### Work to be completed
Within the entries below, every line containing "icon" is to be copied.

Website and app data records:

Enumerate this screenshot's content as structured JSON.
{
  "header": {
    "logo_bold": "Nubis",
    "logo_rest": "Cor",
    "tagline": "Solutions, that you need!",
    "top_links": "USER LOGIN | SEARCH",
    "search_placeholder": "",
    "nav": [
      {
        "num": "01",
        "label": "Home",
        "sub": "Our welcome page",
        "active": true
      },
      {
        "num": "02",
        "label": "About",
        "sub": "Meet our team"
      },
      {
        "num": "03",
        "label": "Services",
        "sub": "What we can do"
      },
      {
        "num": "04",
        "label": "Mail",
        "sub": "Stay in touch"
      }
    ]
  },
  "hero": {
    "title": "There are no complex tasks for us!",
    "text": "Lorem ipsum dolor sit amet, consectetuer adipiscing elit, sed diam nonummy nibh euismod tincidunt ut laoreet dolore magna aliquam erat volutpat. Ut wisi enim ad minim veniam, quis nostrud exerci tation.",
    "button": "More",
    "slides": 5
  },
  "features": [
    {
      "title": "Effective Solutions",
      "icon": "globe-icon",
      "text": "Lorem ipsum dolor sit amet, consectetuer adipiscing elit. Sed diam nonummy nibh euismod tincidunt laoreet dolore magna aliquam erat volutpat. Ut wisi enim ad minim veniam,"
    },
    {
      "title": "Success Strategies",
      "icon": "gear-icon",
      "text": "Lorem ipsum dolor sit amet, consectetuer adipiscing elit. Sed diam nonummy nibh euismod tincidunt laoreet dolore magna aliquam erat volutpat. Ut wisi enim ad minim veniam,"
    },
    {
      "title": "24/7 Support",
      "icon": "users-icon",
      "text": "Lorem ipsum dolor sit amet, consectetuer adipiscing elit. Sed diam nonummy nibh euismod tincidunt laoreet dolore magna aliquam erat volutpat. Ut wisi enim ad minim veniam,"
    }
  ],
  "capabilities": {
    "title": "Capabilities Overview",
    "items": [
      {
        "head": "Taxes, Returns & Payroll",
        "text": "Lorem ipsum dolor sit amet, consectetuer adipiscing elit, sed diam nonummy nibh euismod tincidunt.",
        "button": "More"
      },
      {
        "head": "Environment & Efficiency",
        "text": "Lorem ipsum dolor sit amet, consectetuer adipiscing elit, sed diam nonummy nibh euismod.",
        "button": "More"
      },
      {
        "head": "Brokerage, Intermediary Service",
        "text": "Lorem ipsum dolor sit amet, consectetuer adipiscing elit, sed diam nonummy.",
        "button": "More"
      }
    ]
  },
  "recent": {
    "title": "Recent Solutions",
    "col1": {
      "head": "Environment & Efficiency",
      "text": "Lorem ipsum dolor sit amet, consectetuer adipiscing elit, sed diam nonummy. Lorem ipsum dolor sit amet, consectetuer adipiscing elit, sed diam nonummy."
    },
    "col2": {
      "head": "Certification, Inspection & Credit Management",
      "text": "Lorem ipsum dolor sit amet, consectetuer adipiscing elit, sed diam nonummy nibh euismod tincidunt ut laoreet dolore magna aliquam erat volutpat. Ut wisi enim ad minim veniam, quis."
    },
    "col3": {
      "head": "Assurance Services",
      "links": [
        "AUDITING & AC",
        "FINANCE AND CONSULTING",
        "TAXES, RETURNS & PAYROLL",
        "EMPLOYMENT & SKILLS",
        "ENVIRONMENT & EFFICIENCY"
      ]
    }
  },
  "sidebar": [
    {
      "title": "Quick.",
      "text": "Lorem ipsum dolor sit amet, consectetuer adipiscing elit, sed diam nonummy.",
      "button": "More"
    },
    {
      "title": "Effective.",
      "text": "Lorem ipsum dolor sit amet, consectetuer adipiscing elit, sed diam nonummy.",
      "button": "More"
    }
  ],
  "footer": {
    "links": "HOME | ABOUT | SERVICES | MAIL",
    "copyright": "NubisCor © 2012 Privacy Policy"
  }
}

### Exercise output
      "icon": "globe-icon",
      "icon": "gear-icon",
      "icon": "users-icon",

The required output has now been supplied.